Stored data

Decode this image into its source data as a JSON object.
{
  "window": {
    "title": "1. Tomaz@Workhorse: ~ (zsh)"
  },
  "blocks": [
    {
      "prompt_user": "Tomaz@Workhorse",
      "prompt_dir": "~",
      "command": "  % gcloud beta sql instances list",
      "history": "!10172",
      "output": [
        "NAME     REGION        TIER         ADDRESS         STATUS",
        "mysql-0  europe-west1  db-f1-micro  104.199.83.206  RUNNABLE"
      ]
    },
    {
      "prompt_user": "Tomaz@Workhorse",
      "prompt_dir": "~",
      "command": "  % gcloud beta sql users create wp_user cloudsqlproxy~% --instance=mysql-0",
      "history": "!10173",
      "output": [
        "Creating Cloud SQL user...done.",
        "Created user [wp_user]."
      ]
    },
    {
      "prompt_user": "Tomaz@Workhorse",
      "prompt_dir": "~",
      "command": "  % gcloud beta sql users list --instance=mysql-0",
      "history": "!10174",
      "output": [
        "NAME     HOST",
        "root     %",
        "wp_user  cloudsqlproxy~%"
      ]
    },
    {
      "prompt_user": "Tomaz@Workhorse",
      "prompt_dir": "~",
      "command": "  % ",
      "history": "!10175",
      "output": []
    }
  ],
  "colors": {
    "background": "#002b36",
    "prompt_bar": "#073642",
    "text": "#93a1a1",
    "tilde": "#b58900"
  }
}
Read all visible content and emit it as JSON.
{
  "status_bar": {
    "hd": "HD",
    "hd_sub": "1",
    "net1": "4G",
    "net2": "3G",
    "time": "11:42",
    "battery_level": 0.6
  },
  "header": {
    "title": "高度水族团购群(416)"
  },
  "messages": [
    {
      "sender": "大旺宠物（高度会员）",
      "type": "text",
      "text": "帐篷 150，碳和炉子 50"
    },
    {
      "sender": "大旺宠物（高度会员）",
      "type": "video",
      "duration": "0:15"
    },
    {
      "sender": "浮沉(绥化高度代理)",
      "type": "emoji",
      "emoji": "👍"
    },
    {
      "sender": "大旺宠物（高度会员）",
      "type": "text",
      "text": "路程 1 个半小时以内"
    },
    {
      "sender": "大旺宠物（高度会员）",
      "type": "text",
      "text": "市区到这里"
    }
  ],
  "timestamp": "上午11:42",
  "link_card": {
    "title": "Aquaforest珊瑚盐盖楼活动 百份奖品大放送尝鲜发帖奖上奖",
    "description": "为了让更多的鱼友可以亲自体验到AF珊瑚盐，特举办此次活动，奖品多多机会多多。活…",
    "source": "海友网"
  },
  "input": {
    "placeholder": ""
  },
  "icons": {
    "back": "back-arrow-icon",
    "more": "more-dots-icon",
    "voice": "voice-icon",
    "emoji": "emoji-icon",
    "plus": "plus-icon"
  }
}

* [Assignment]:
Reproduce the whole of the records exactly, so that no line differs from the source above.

* [Exercise response]:
Decode this image into its source data as a JSON object.
{
  "window": {
    "title": "1. Tomaz@Workhorse: ~ (zsh)"
  },
  "blocks": [
    {
      "prompt_user": "Tomaz@Workhorse",
      "prompt_dir": "~",
      "command": "  % gcloud beta sql instances list",
      "history": "!10172",
      "output": [
        "NAME     REGION        TIER         ADDRESS         STATUS",
        "mysql-0  europe-west1  db-f1-micro  104.199.83.206  RUNNABLE"
      ]
    },
    {
      "prompt_user": "Tomaz@Workhorse",
      "prompt_dir": "~",
      "command": "  % gcloud beta sql users create wp_user cloudsqlproxy~% --instance=mysql-0",
      "history": "!10173",
      "output": [
        "Creating Cloud SQL user...done.",
        "Created user [wp_user]."
      ]
    },
    {
      "prompt_user": "Tomaz@Workhorse",
      "prompt_dir": "~",
      "command": "  % gcloud beta sql users list --instance=mysql-0",
      "history": "!10174",
      "output": [
        "NAME     HOST",
        "root     %",
        "wp_user  cloudsqlproxy~%"
      ]
    },
    {
      "prompt_user": "Tomaz@Workhorse",
      "prompt_dir": "~",
      "command": "  % ",
      "history": "!10175",
      "output": []
    }
  ],
  "colors": {
    "background": "#002b36",
    "prompt_bar": "#073642",
    "text": "#93a1a1",
    "tilde": "#b58900"
  }
}
Read all visible content and emit it as JSON.
{
  "status_bar": {
    "hd": "HD",
    "hd_sub": "1",
    "net1": "4G",
    "net2": "3G",
    "time": "11:42",
    "battery_level": 0.6
  },
  "header": {
    "title": "高度水族团购群(416)"
  },
  "messages": [
    {
      "sender": "大旺宠物（高度会员）",
      "type": "text",
      "text": "帐篷 150，碳和炉子 50"
    },
    {
      "sender": "大旺宠物（高度会员）",
      "type": "video",
      "duration": "0:15"
    },
    {
      "sender": "浮沉(绥化高度代理)",
      "type": "emoji",
      "emoji": "👍"
    },
    {
      "sender": "大旺宠物（高度会员）",
      "type": "text",
      "text": "路程 1 个半小时以内"
    },
    {
      "sender": "大旺宠物（高度会员）",
      "type": "text",
      "text": "市区到这里"
    }
  ],
  "timestamp": "上午11:42",
  "link_card": {
    "title": "Aquaforest珊瑚盐盖楼活动 百份奖品大放送尝鲜发帖奖上奖",
    "description": "为了让更多的鱼友可以亲自体验到AF珊瑚盐，特举办此次活动，奖品多多机会多多。活…",
    "source": "海友网"
  },
  "input": {
    "placeholder": ""
  },
  "icons": {
    "back": "back-arrow-icon",
    "more": "more-dots-icon",
    "voice": "voice-icon",
    "emoji": "emoji-icon",
    "plus": "plus-icon"
  }
}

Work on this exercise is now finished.